The Knesset on Wednesday afternoon approved the preliminary vote on a bill to dissolve itself, threatening to plunge Israel into its fourth election in less than two years.
The bill, which passed by 61 votes to 54, requires three additional successful readings in the Knesset before it passes and new elections must be called, giving coalition leaders a chance to resolve their differences that for now are centered around the state budget.
After the vote, the bill was sent to the Knesset House Committee for deliberation. It will then be presented again in the Knesset for the first full vote, after which it will go back to the House Committee in the coming weeks before its second and third plenum votes.
Defense Minister Benny Gantz on Tuesday made a bombshell announcement that his Blue & White party would vote in favor of the bill. He accused his coalition partner Prime Minister Benjamin Netanyahu of consistently misleading the public over a budget row to serve his own political ends.
The unity government has sparred over the structure of the state budget with Netanyahu and his right-wing coalition partners willing to vote only on a very short term version of the 2020 budget, contrary to the coalition agreement that calls for a two-year budget that includes 2021.
If the long-term budget is passed, Netanyahu would no longer have the 2021 budget as a trump card and would be forced to commit to the rotation agreement that would mean Gantz taking over as prime minister next year.
But if the government collapses because a budget has not been passed, Netanyahu would remain as prime minister throughout the three-month election campaign and until a new coalition is formed.
While a motion to dissolve the Knesset proposed by the opposition would normally be voted down automatically by members of the coalition, Blue & White's continued support means it is all but assured to win final approval.
Members of MK Mansour Abbas' Ra'am party, recently allied with the prime minister on various shared interests, skipped the vote. Ra'am is part of the Joint List political alliance, which is currently in opposition. The remainder of the Joint List faction voted in favor of dissolving parliament.
Speaking shortly before entering the Knesset plenum for the vote, Gantz made sure to leave a lifeline for Netanyahu to avoid elections - by approving a two-year state budget as was agreed upon in the coalition deal signed in May.
"If Netanyahu approves the budget, everything will work out," Gantz said. "Anything that prevents elections is a welcome thing. The best solution is for this budget to be passed and for this government to continue to function."
Gantz's former ally turned critic, Opposition Leader Yair Lapid of Yesh Atid, presented the bill in the plenum.
"There is an adult [in charge] but he is not responsible," Lapid said at the onset of the debate. "Whenever there is a problem he throws the responsibility onto someone else. You have left too many of us behind, desperate and alone."
He added the legislation "is not here today as another round of 'just not Bibi'. It is here because it is time to stop the anger, hatred and mismanagement and as long as he is there, it will not stop."

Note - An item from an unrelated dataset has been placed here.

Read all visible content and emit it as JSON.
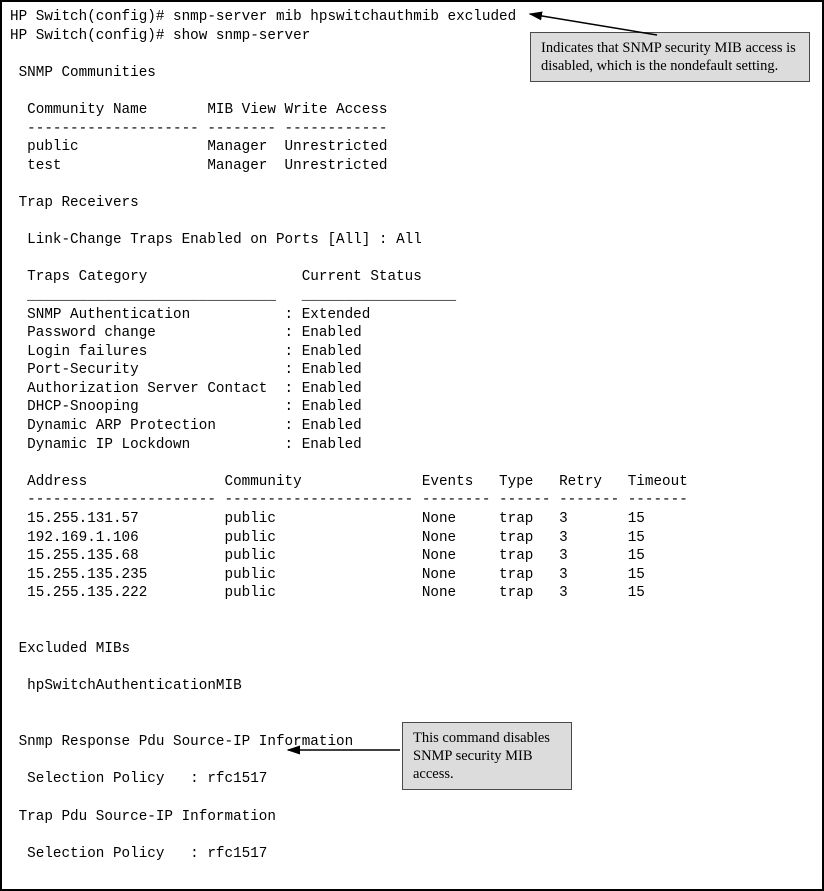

It is unlikely, however, that Netanyahu will be willing to compromise, and his allies have already announced the election campaign has begun as they consider possible dates to hold the national vote.
Those close to the prime minister said the accusations made by Gantz left no recourse but to end the dysfunctional coalition government formed in May after the March 2020 election.
Netanyahu would also benefit by further delaying the budget talks. That would give more time for the coronavirus vaccine to arrive and the economy to begin recovering next year, presumably giving him a better chance in elections.
Opinion polls predict that Netanyahu's Likud Party would still emerge as the largest party in parliament in the next election, but with far fewer seats than it currently has. Gantz's Blue & White has plummeted even further, making it in both their interests to compromise and avoid a new election.
AFP, Associated Press contributed to this report
First published: 14:10, 12.02.20